China's Gilded Age – The Paradox of Economic Boom and Vast Corruption

Yuen Yuen Ang
Grado: debutante
Editor: Cambridge University Press
Perspective: Other
Topic: Capitalismo, Desarrollo, Economias emergentes
recuento de páginas: 258 folios

Propaganda

Why has China grown so fast for so long despite vast corruption? In China's Gilded Age, Yuen Yuen Ang maintains that all corruption is harmful, but not all types of corruption hurt growth. Ang unbundles corruption into four varieties: petty theft, grand theft, speed money, and access money. While the first three types impede growth, access money - elite exchanges of power and profit - cuts both ways: it stimulates investment and growth but produces serious risks for the economy and political system. Since market opening, corruption in China has evolved toward access money. Using a range of data sources, the author explains the evolution of Chinese corruption, how it differs from the West and other developing countries, and how Xi's anti-corruption campaign could affect growth and governance. In this formidable yet accessible book, Ang challenges one-dimensional measures of corruption. By unbundling the problem and adopting a comparative-historical lens, she reveals that the rise of capitalism was not accompanied by the eradication of corruption, but rather by its evolution from thuggery and theft to access money. In doing so, she changes the way we think about corruption and capitalism, not only in China but around the world.

resumen del libro

This book debunks one of the most popular and strong assumptions about economic development: that corruption hurts economic growth. Therefore, eradicating corruption in the government is generally thought of as a precondition of sustained economic development. However, the Chinese economy that has been one of the fastest growing economies in the past three decades is plagued with widespread corruption. Ang breaks down conventional wisdom about corruption and argues that not all corruption is the same, and that in all instances corruption does not hamper growth. Ang argues that corruption is a fundamental feature of capitalism, and some types of corruption that involves elite political actors and high monetary stakes and the allocation of valuable resources such as land and legislations can actually spur investment, and thereby economic development. However, corruption has other implications for resource allocation, systemic risks, and inequality. 


Donar

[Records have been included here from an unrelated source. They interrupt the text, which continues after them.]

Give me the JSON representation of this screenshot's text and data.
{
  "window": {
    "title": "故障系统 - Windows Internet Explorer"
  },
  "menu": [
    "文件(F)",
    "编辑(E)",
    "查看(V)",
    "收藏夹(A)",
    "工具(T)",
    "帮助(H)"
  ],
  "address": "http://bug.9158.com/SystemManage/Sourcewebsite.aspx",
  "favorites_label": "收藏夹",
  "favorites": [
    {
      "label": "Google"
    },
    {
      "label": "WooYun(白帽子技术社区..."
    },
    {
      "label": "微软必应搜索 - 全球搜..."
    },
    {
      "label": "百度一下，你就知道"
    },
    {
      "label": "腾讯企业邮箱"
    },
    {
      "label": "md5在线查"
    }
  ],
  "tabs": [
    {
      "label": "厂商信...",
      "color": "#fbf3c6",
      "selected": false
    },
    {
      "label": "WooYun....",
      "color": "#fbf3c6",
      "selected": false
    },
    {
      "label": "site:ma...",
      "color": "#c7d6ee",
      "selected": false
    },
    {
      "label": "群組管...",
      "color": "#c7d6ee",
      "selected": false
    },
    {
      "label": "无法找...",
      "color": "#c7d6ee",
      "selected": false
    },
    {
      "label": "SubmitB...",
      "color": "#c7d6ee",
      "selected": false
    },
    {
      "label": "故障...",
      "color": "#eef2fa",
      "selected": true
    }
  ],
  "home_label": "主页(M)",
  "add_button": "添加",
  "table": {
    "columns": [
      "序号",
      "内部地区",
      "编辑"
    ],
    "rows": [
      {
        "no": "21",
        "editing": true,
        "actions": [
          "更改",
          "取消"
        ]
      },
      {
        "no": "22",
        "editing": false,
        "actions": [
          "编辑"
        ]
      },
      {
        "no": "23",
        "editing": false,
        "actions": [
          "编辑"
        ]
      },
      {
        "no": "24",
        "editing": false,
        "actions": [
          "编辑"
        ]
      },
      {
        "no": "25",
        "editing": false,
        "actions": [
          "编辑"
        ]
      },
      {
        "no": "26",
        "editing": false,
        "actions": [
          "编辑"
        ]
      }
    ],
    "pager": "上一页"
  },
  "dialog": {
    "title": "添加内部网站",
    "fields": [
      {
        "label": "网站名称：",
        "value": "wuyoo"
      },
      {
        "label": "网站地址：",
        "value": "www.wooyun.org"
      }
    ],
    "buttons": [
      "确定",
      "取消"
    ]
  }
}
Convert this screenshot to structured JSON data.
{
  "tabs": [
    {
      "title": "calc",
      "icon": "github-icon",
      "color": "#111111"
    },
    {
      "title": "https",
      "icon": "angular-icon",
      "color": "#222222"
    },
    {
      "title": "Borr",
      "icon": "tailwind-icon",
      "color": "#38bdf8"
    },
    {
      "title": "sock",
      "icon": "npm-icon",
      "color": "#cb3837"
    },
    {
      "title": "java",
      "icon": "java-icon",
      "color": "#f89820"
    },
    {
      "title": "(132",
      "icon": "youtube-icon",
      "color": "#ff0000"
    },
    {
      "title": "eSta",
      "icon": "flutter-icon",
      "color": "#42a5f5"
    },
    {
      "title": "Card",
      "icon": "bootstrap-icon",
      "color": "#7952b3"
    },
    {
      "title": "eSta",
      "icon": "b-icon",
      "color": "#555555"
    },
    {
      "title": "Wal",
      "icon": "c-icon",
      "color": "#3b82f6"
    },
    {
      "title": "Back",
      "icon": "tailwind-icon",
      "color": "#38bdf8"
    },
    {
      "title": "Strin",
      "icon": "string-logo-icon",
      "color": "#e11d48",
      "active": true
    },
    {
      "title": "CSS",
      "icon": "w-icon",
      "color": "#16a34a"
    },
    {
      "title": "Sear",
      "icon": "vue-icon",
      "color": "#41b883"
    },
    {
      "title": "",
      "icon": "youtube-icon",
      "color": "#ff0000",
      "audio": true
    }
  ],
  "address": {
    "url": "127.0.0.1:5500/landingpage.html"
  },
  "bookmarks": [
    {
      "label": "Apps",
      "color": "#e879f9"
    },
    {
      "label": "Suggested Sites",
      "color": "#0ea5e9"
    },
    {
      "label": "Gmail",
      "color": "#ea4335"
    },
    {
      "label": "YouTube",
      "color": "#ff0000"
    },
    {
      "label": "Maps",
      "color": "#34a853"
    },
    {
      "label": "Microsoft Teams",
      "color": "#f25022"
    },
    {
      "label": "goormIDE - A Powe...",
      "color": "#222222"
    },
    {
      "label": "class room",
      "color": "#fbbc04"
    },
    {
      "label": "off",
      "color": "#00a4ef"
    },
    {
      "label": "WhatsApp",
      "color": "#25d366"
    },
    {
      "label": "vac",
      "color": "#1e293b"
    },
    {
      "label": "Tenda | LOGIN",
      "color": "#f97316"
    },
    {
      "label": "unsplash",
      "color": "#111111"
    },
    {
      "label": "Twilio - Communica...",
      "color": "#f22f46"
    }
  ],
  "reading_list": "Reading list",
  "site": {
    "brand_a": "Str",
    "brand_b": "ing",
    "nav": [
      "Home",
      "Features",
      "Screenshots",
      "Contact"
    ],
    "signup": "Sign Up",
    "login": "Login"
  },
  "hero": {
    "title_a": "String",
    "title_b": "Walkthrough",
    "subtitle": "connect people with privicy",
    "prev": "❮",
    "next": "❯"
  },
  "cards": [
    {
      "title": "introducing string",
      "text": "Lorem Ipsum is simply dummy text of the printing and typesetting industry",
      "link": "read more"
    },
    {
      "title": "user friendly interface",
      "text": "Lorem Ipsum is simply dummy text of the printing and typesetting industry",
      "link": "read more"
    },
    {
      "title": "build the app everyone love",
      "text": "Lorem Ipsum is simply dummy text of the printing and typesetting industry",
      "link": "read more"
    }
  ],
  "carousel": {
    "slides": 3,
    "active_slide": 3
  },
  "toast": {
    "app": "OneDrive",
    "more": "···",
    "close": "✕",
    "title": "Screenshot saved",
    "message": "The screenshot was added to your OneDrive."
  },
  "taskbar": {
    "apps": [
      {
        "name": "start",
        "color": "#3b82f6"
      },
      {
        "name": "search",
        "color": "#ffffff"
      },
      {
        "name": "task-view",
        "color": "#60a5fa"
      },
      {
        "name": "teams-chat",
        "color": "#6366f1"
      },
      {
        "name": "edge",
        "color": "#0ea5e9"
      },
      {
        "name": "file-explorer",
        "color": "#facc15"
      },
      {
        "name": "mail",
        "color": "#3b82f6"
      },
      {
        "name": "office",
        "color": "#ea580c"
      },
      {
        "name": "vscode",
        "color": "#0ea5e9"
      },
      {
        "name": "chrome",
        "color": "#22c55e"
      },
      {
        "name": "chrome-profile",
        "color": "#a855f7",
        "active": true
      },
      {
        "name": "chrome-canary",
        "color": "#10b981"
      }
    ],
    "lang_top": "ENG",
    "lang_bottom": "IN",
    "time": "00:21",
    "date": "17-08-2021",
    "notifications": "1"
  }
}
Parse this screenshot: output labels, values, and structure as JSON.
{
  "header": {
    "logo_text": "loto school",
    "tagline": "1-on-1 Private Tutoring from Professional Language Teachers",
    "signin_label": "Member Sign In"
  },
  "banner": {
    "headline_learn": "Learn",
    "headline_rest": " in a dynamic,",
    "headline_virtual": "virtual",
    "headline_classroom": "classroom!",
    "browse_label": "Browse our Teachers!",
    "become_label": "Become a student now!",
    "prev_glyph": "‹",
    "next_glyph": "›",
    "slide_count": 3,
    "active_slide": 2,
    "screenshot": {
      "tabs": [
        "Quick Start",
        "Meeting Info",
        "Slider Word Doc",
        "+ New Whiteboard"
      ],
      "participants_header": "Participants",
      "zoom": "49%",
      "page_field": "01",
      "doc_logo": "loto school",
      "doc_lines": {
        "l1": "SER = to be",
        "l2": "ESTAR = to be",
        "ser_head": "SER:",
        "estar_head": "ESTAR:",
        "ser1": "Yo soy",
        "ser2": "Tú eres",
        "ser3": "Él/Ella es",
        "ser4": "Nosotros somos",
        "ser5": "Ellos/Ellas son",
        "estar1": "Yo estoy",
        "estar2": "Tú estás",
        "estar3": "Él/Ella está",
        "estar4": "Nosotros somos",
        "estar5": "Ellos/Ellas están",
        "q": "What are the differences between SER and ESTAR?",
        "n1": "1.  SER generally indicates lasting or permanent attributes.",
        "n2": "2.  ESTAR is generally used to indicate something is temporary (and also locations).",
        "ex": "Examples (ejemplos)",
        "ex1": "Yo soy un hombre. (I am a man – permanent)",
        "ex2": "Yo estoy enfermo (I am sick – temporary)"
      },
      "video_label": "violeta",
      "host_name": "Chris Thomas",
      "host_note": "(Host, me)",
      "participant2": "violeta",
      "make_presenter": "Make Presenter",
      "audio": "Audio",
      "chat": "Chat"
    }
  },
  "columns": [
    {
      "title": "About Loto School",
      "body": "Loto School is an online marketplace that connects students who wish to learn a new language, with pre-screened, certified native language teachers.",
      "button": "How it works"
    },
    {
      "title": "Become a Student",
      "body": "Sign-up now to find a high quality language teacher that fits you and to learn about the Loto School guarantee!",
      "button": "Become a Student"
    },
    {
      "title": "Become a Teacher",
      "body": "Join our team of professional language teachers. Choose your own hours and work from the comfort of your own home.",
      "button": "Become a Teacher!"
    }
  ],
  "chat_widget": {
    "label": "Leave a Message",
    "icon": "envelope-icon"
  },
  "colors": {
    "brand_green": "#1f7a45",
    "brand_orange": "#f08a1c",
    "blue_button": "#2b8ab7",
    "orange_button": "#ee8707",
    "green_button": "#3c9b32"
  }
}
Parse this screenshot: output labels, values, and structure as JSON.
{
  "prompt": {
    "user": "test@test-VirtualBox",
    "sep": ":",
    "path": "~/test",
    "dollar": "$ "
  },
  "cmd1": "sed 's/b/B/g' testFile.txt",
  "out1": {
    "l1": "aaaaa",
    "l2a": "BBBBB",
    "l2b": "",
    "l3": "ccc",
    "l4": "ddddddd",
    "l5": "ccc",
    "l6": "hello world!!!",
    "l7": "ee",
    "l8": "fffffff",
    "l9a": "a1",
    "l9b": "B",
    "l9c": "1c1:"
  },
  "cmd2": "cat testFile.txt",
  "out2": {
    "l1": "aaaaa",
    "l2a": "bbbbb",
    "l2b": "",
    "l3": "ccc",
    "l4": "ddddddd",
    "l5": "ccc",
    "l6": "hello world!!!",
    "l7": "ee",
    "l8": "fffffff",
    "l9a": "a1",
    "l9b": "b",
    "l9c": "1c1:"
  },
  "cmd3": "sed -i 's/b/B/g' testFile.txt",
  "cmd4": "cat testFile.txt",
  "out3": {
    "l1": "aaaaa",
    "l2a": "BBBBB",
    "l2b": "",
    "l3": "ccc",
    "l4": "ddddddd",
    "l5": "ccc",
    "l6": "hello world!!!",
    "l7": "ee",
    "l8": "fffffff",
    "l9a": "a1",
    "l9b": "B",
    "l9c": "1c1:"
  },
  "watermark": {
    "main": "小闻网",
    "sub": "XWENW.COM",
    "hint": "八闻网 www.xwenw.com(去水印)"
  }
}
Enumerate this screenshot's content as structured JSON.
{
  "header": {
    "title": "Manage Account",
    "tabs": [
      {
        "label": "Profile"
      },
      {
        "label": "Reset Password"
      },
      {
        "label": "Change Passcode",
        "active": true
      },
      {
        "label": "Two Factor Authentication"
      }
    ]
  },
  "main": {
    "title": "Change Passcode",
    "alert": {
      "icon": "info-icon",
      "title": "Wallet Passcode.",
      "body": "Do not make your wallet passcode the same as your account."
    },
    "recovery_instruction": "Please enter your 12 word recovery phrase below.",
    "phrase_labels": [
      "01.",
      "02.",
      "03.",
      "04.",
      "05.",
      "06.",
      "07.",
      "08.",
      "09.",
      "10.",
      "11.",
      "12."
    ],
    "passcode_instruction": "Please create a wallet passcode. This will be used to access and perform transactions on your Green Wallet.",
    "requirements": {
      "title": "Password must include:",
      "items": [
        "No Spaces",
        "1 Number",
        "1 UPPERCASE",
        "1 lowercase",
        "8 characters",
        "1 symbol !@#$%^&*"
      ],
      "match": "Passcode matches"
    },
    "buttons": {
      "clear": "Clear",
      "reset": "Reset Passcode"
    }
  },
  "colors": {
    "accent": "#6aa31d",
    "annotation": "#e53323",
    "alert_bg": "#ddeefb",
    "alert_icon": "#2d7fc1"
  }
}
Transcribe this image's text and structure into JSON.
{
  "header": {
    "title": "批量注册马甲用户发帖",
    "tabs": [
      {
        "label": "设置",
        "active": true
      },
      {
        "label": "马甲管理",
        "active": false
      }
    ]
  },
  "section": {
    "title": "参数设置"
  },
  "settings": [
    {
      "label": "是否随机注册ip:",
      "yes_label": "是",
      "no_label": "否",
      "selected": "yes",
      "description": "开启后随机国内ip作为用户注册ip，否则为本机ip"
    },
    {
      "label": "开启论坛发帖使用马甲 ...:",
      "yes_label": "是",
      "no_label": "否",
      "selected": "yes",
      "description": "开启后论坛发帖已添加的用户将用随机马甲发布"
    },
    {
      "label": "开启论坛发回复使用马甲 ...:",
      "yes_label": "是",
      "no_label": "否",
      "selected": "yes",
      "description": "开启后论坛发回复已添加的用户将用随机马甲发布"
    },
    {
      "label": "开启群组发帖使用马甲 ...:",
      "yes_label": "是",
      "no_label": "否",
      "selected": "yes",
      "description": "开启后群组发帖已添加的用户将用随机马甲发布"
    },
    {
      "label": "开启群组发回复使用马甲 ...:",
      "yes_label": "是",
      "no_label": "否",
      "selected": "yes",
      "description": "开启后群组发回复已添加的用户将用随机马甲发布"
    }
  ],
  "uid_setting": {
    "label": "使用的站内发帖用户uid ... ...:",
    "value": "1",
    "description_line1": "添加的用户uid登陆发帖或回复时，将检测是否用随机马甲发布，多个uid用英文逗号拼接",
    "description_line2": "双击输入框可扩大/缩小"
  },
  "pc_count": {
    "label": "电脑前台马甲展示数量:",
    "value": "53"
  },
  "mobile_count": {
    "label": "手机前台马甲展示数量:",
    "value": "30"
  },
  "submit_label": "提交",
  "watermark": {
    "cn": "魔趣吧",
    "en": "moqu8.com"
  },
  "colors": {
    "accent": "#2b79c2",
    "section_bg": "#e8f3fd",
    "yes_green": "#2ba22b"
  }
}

Este proyecto es presentado por la Network for Pluralist Economics (Netzwerk Plurale Ökonomik e.V.) y socios internacionales.  Está comprometida con la diversidad y la independencia y depende de las donaciones de personas como tú. Donaciones regulares o puntuales serán muy apreciadas.!